Holy cow! Is it that time already? Fact #1
Mastic is fantastic for H. pylori! A recent study evaluated the antibacterial activity of mastic gum, a resin obtained from the Pistacia lentiscus tree, against clinical isolates of Helicobacter pylori. The minimal bactericidal concentrations (MBCs) were obtained by a microdilution assay. Mastic gum killed 50% of the strains tested at a concentration of 125 microg/ml and 90% at a concentration of 500 microg/ml. The influence of sub-MBCs of mastic gum on the morphologies of H. pylori was evaluated by transmission electron microscopy. The lentiscus resin induced blebbing, morphological abnormalities and cellular fragmentation in H. pylori cells.
An ajoene -ajoene situation...a myriad of potential health benefits from garlic's most active compound. Garlic has been viewed for its health benefits for thousands of years, and recently science has begun to show why.
According to Dr. Eric Block, leading expert in garlic sulfur compounds, ajoene (pronounced ah-hoe-ene) and dithiins are the most active compounds formed from fresh garlic. Broad research speaks to the potential medical benefits of ajoenes. Since the discovery and identification of ajoene in 1984, there have been many studies that have demonstrated its activity on bacteria, lipids, fungus, cholesterol,viruses, inflammation, parasites, tumors, and blood clots and platelets.
Vitamins K1 and K2 are neck and neck. Japanese scientists, led by Jun Iwamoto from Keio University School of Medicine in Tokyo, reviewed seven randomized clinical trials for vitamin K1 and K2 in relation to bone health in post-menopausal women.
“Despite the lack of a significant change or the occurrence of only a modest increase in bone mineral density, high-dose vitamin K1 and vitamin K2 supplementation improved indices of bone strength in the femoral neck and reduced the incidence of clinical fractures,” wrote the researchers in Nutrition Research.
For immunity boosting...think zinc!
Zinc plays an important role in immune function. Researchers at Tufts University set out to determine whether serum zinc concentrations in nursing home elderly are associated with the incidence and duration of pneumonia, total and duration of antibiotic use, and both pneumonia-associated and all-cause mortality.Outcome measures included the incidence and number of days with pneumonia, number of new antibiotic prescriptions, days of antibiotic use, death due to pneumonia, and all-cause mortality.

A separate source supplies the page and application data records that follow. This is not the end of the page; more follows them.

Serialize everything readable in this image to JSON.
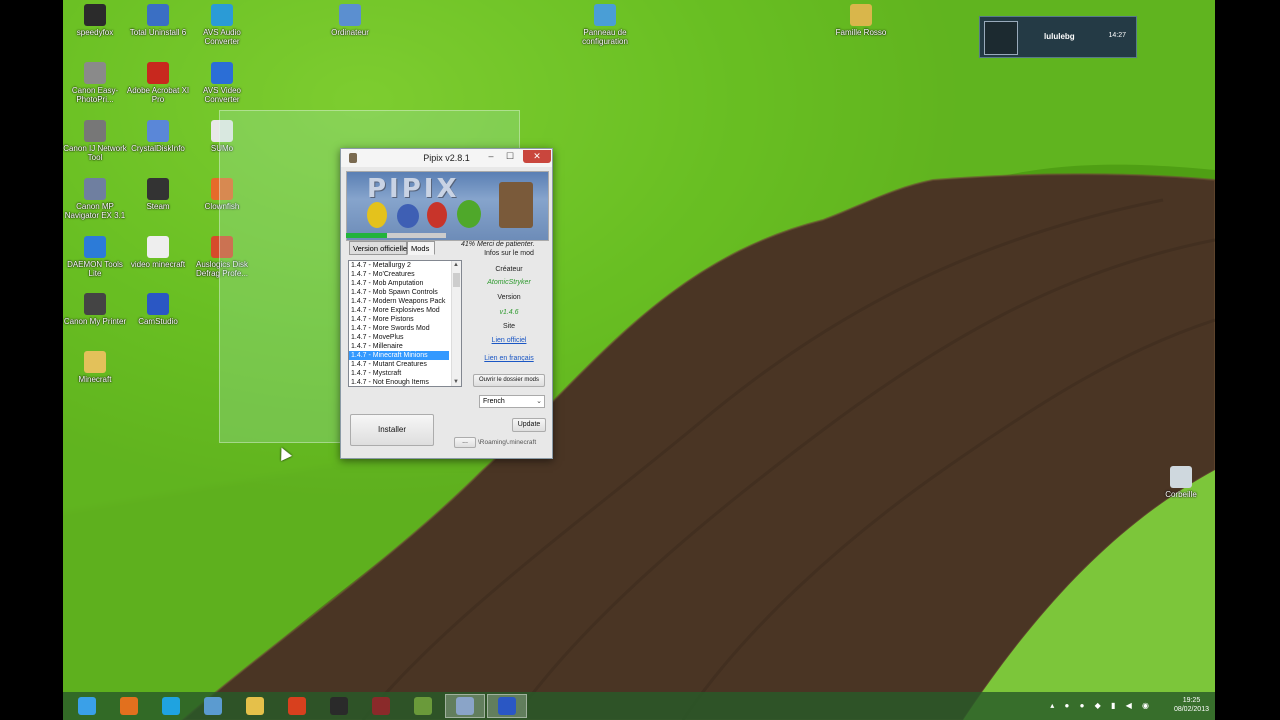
{
  "desktop": {
    "icons": [
      {
        "label": "speedyfox",
        "color": "#2b2b2b"
      },
      {
        "label": "Total Uninstall 6",
        "color": "#3a6fc4"
      },
      {
        "label": "AVS Audio Converter",
        "color": "#2b9bd6"
      },
      {
        "label": "Ordinateur",
        "color": "#5b8fd0"
      },
      {
        "label": "Panneau de configuration",
        "color": "#4a9ed6"
      },
      {
        "label": "Famille Rosso",
        "color": "#d9b64b"
      },
      {
        "label": "Canon Easy-PhotoPri...",
        "color": "#8a8a8a"
      },
      {
        "label": "Adobe Acrobat XI Pro",
        "color": "#c8281e"
      },
      {
        "label": "AVS Video Converter",
        "color": "#2b6ed6"
      },
      {
        "label": "Canon IJ Network Tool",
        "color": "#777"
      },
      {
        "label": "CrystalDiskInfo",
        "color": "#5a87d8"
      },
      {
        "label": "SUMo",
        "color": "#e8e8e8"
      },
      {
        "label": "Canon MP Navigator EX 3.1",
        "color": "#6f7fa0"
      },
      {
        "label": "Steam",
        "color": "#333"
      },
      {
        "label": "Clownfish",
        "color": "#e66a2a"
      },
      {
        "label": "DAEMON Tools Lite",
        "color": "#2c7bd8"
      },
      {
        "label": "video minecraft",
        "color": "#eee"
      },
      {
        "label": "Auslogics Disk Defrag Profe...",
        "color": "#d64b2b"
      },
      {
        "label": "Canon My Printer",
        "color": "#444"
      },
      {
        "label": "CamStudio",
        "color": "#2a57c4"
      },
      {
        "label": "Minecraft",
        "color": "#e3c15a"
      },
      {
        "label": "Corbeille",
        "color": "#cfd8de"
      }
    ]
  },
  "notification": {
    "user": "lululebg",
    "time": "14:27"
  },
  "window": {
    "title": "Pipix v2.8.1",
    "min_glyph": "–",
    "max_glyph": "☐",
    "close_glyph": "✕",
    "banner_logo": "PIPIX",
    "progress_value": 0.41,
    "progress_text": "41% Merci de patienter.",
    "tabs": [
      "Version officielle",
      "Mods"
    ],
    "mods": [
      "1.4.7 - Metallurgy 2",
      "1.4.7 - Mo'Creatures",
      "1.4.7 - Mob Amputation",
      "1.4.7 - Mob Spawn Controls",
      "1.4.7 - Modern Weapons Pack",
      "1.4.7 - More Explosives Mod",
      "1.4.7 - More Pistons",
      "1.4.7 - More Swords Mod",
      "1.4.7 - MovePlus",
      "1.4.7 - Millenaire",
      "1.4.7 - Minecraft Minions",
      "1.4.7 - Mutant Creatures",
      "1.4.7 - Mystcraft",
      "1.4.7 - Not Enough Items"
    ],
    "selected_index": 10,
    "info": {
      "header": "Infos sur le mod",
      "creator_label": "Créateur",
      "creator_value": "AtomicStryker",
      "version_label": "Version",
      "version_value": "v1.4.6",
      "site_label": "Site",
      "official_link": "Lien officiel",
      "french_link": "Lien en français"
    },
    "open_folder_button": "Ouvrir le dossier mods",
    "language": "French",
    "install_button": "Installer",
    "update_button": "Update",
    "browse_button": "...",
    "path": "\\Roaming\\.minecraft"
  },
  "taskbar": {
    "items": [
      {
        "name": "start",
        "color": "#3aa0e8"
      },
      {
        "name": "firefox",
        "color": "#e2701e"
      },
      {
        "name": "skype",
        "color": "#1fa3e0"
      },
      {
        "name": "network",
        "color": "#5b9bd0"
      },
      {
        "name": "explorer",
        "color": "#e5c04a"
      },
      {
        "name": "browser",
        "color": "#d8401e"
      },
      {
        "name": "steam",
        "color": "#2a2a2a"
      },
      {
        "name": "game",
        "color": "#8a2a2a"
      },
      {
        "name": "minecraft",
        "color": "#6a9a3a"
      },
      {
        "name": "pipix",
        "color": "#8aa4c8"
      },
      {
        "name": "camstudio",
        "color": "#2a57c4"
      }
    ],
    "clock_time": "19:25",
    "clock_date": "08/02/2013"
  }
}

Compared with subjects with low zinc concentrations, subjects with normal final serum zinc concentrations had a lower incidence of pneumonia, fewer (by almost 50%) new antibiotic prescriptions, a shorter duration of pneumonia, and fewer days of antibiotic use. Zinc supplementation to maintain normal serum zinc concentrations in the elderly may help reduce the incidence of pneumonia and associated morbidity.
Test, test, test --- calling you.
Insufficient and deficient levels of vitamin D may increase the risk of metabolic syndrome by 52 percent, according to a joint Anglo-Chinese study.
According to findings published in Diabetes Care, a study with 3,262 Chinese people aged between 50 and 70 showed that 94 percent were vitamin D deficient or insufficient, and 42 percent of these people also had metabolic syndrome. Vitamin D deficiency is becoming a major concern among the elderly.
For information about how to check your Vitamin D levels, click here.